Assigned task: Write the number of lines in the material below that contain "paper", with no other words.

++++ Provided data

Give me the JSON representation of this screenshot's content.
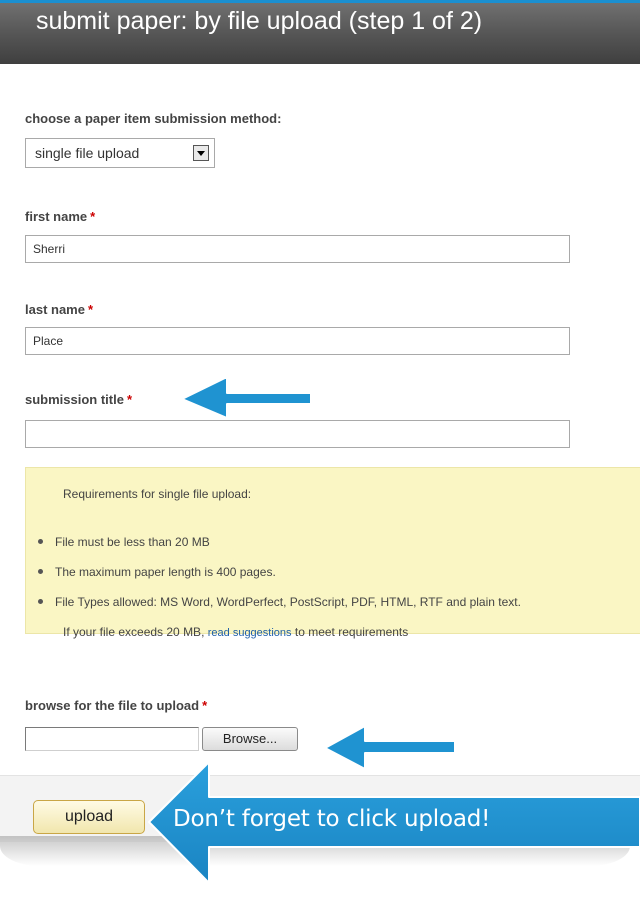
{
  "header": {
    "title": "submit paper: by file upload (step 1 of 2)"
  },
  "method": {
    "label": "choose a paper item submission method:",
    "selected": "single file upload"
  },
  "fields": {
    "first_name": {
      "label": "first name",
      "value": "Sherri",
      "required_mark": "*"
    },
    "last_name": {
      "label": "last name",
      "value": "Place",
      "required_mark": "*"
    },
    "submission_title": {
      "label": "submission title",
      "value": "",
      "required_mark": "*"
    }
  },
  "requirements": {
    "intro": "Requirements for single file upload:",
    "items": [
      "File must be less than 20 MB",
      "The maximum paper length is 400 pages.",
      "File Types allowed: MS Word, WordPerfect, PostScript, PDF, HTML, RTF and plain text."
    ],
    "note_prefix": "If your file exceeds 20 MB,",
    "note_link": "read suggestions",
    "note_suffix": "to meet requirements"
  },
  "file_upload": {
    "label": "browse for the file to upload",
    "required_mark": "*",
    "value": "",
    "browse_label": "Browse..."
  },
  "actions": {
    "upload_label": "upload"
  },
  "annotation": {
    "callout_text": "Don’t forget to click upload!",
    "arrow_color": "#1f93d1"
  },
  "colors": {
    "header_accent": "#1a8fd0",
    "required": "#cc0000",
    "requirements_bg": "#faf6c4",
    "link": "#1f5fa8"
  }
}
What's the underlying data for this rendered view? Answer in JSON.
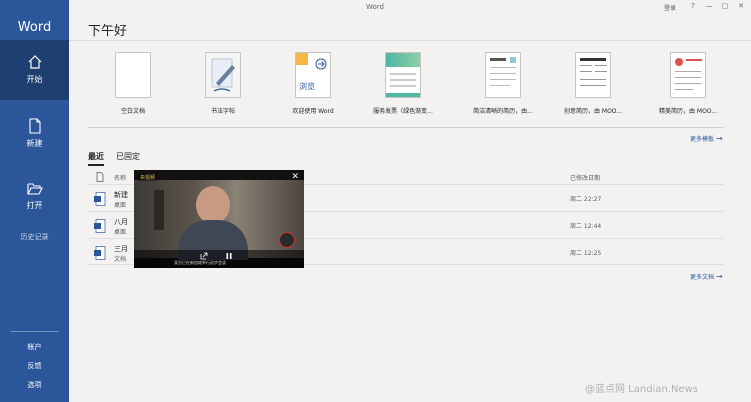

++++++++

Answer to the problem: 3